The high-profile case of a man charged with murdering a south Georgia history teacher and beauty queen is likely to head to trial next summer.
Lawyers for Ryan Duke, who is accused of killing 31-year-old Tara Grinstead in a burglary at her home, asked a judge on Thursday for a continuance in the trial, and the judge granted it.
"They were shooting for a trial towards the end of the summer or early fall," says WSB legal analyst Phil Holloway. "But the district attorney apparently did not turn over the case file to the defense until November, and the defense has basically said, 'Look, Judge, given the magnitude of this discovery information, we just don't have enough time to properly prepare for trial.'"
Now, Duke is likely to go to trial next summer--in 2019, two years after his arrest.

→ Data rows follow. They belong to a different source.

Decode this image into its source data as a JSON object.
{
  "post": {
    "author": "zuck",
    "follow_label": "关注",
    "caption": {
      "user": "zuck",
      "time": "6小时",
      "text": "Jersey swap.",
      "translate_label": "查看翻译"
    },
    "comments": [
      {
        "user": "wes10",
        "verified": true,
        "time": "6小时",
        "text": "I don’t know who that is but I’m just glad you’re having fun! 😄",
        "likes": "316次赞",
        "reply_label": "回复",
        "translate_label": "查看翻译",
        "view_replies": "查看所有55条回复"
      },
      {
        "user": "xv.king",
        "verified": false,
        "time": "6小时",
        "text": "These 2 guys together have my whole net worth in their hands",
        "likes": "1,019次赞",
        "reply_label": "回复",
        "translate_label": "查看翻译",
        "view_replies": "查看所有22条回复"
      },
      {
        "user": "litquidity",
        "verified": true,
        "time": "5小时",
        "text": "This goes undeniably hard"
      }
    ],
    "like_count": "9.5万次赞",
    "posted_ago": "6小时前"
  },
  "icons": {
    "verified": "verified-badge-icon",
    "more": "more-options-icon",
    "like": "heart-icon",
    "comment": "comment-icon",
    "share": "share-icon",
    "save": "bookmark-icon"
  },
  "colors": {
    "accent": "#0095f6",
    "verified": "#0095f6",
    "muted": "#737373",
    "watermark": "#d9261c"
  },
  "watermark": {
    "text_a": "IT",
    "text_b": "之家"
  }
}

"The GBI's case file here has been said to be the largest case file in the history of the state of Georgia in a criminal case," says Holloway, "and if the defense has only had access to that for six months, it stands to reason that they may need just a little bit more time."
Holloway says the continuance can help lawyers prepare; help with logistical issues in the four-county Tifton Judicial Circuit; or even give attorneys the option and time to see whether a plea deal can be explored.
"If the prosecution secures a conviction, they want the conviction to stand up on appeal--and if the judge had denied the defense's request for a continuance, it would create just one more issue for an appeal. Now, that's off the table," says Holloway.
Grinstead, a teacher at Irwin County High School, vanished in late October, 2005 and was reported missing when she didn't show up for work. She had last been seen the night she attended a weekend beauty pageant in which she had mentored some of the contestants.
Nearly a dozen years later, in February 2017, the GBI announced that a tip led them to arrest Ryan Alexander Duke, 33, for Grinstead's murder. Warrants said he used his hands to kill her inside her Ocilla home.
About two weeks after that, a friend and classmate of Duke, Bo Dukes, was arrested and accused of helping Duke remove Grinstead's body from her house. Dukes--no relation to Duke--is charged with several crimes, including evidence tampering and helping conceal a death.
Holloway knows the trial delay may feel frustrating for some, but a reversal because of an appellate issue that could have been avoided is worth the wait for everyone involved.
"While it's important that the families of victims have closure, it's also important that the criminal justice system is fair to all parties involved," he says. "It's much better to try this case once--and only once."